Items from a data source:
<<<<

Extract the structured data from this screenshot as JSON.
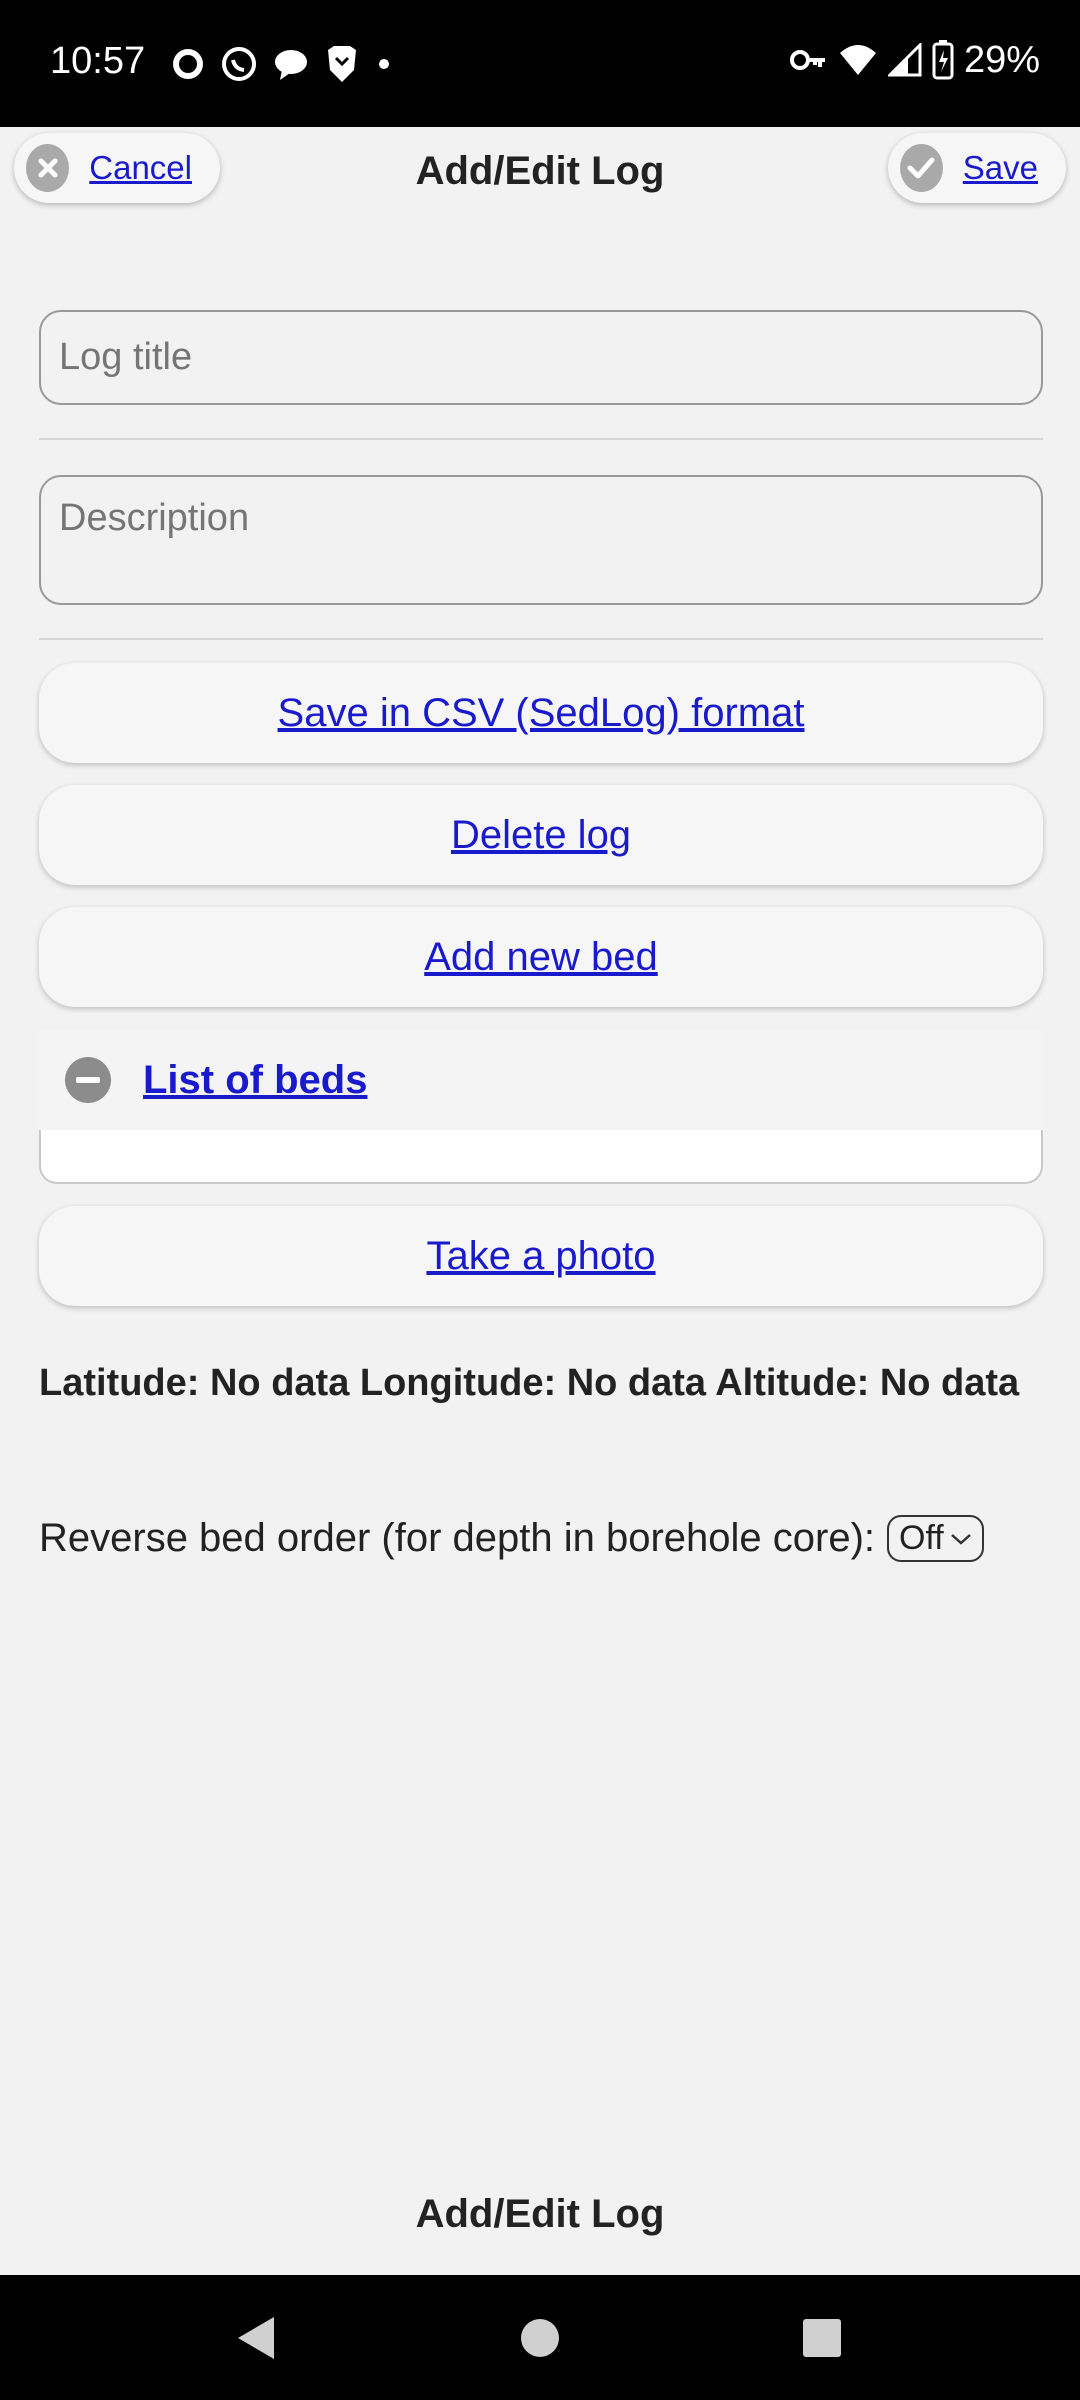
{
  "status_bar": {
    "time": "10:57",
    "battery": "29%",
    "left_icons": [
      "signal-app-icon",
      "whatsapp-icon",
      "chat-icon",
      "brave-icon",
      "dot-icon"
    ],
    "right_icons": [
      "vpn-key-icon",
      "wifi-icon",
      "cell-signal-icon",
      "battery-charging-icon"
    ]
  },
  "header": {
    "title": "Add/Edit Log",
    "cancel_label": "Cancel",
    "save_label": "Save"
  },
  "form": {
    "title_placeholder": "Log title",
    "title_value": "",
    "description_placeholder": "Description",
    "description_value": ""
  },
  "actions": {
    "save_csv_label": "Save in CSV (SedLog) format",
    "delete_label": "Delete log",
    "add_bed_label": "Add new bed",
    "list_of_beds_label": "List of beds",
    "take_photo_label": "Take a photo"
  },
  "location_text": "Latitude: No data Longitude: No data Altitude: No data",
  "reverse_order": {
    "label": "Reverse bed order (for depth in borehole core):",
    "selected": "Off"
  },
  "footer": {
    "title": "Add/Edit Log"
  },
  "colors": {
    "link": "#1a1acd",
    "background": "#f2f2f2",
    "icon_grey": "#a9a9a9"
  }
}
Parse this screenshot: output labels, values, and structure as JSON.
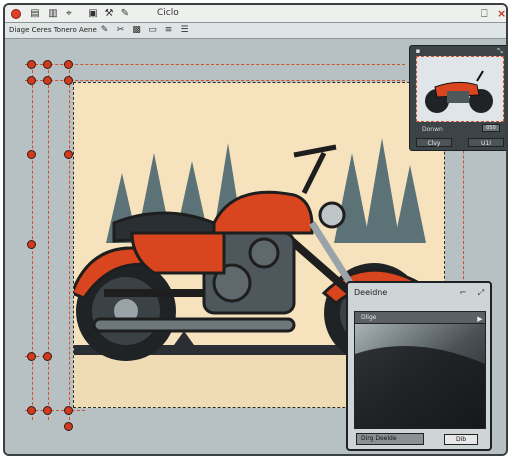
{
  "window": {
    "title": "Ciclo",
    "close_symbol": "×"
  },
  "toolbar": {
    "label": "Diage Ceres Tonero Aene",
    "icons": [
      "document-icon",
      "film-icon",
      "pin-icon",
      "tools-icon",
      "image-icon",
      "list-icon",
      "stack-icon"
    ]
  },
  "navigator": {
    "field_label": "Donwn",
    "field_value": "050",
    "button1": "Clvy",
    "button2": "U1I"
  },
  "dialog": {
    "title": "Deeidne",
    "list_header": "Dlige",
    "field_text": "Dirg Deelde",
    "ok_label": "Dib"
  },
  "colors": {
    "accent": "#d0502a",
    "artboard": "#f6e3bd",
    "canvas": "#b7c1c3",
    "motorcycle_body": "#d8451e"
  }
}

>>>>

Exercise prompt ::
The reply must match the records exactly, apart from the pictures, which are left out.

Result for this exercise ::
Extract the structured data from this screenshot as JSON.
{
  "status_bar": {
    "time": "10:57",
    "battery": "29%",
    "left_icons": [
      "signal-app-icon",
      "whatsapp-icon",
      "chat-icon",
      "brave-icon",
      "dot-icon"
    ],
    "right_icons": [
      "vpn-key-icon",
      "wifi-icon",
      "cell-signal-icon",
      "battery-charging-icon"
    ]
  },
  "header": {
    "title": "Add/Edit Log",
    "cancel_label": "Cancel",
    "save_label": "Save"
  },
  "form": {
    "title_placeholder": "Log title",
    "title_value": "",
    "description_placeholder": "Description",
    "description_value": ""
  },
  "actions": {
    "save_csv_label": "Save in CSV (SedLog) format",
    "delete_label": "Delete log",
    "add_bed_label": "Add new bed",
    "list_of_beds_label": "List of beds",
    "take_photo_label": "Take a photo"
  },
  "location_text": "Latitude: No data Longitude: No data Altitude: No data",
  "reverse_order": {
    "label": "Reverse bed order (for depth in borehole core):",
    "selected": "Off"
  },
  "footer": {
    "title": "Add/Edit Log"
  },
  "colors": {
    "link": "#1a1acd",
    "background": "#f2f2f2",
    "icon_grey": "#a9a9a9"
  }
}
Parse this screenshot: output labels, values, and structure as JSON.
{
  "window": {
    "title": "Ciclo",
    "close_symbol": "×"
  },
  "toolbar": {
    "label": "Diage Ceres Tonero Aene",
    "icons": [
      "document-icon",
      "film-icon",
      "pin-icon",
      "tools-icon",
      "image-icon",
      "list-icon",
      "stack-icon"
    ]
  },
  "navigator": {
    "field_label": "Donwn",
    "field_value": "050",
    "button1": "Clvy",
    "button2": "U1I"
  },
  "dialog": {
    "title": "Deeidne",
    "list_header": "Dlige",
    "field_text": "Dirg Deelde",
    "ok_label": "Dib"
  },
  "colors": {
    "accent": "#d0502a",
    "artboard": "#f6e3bd",
    "canvas": "#b7c1c3",
    "motorcycle_body": "#d8451e"
  }
}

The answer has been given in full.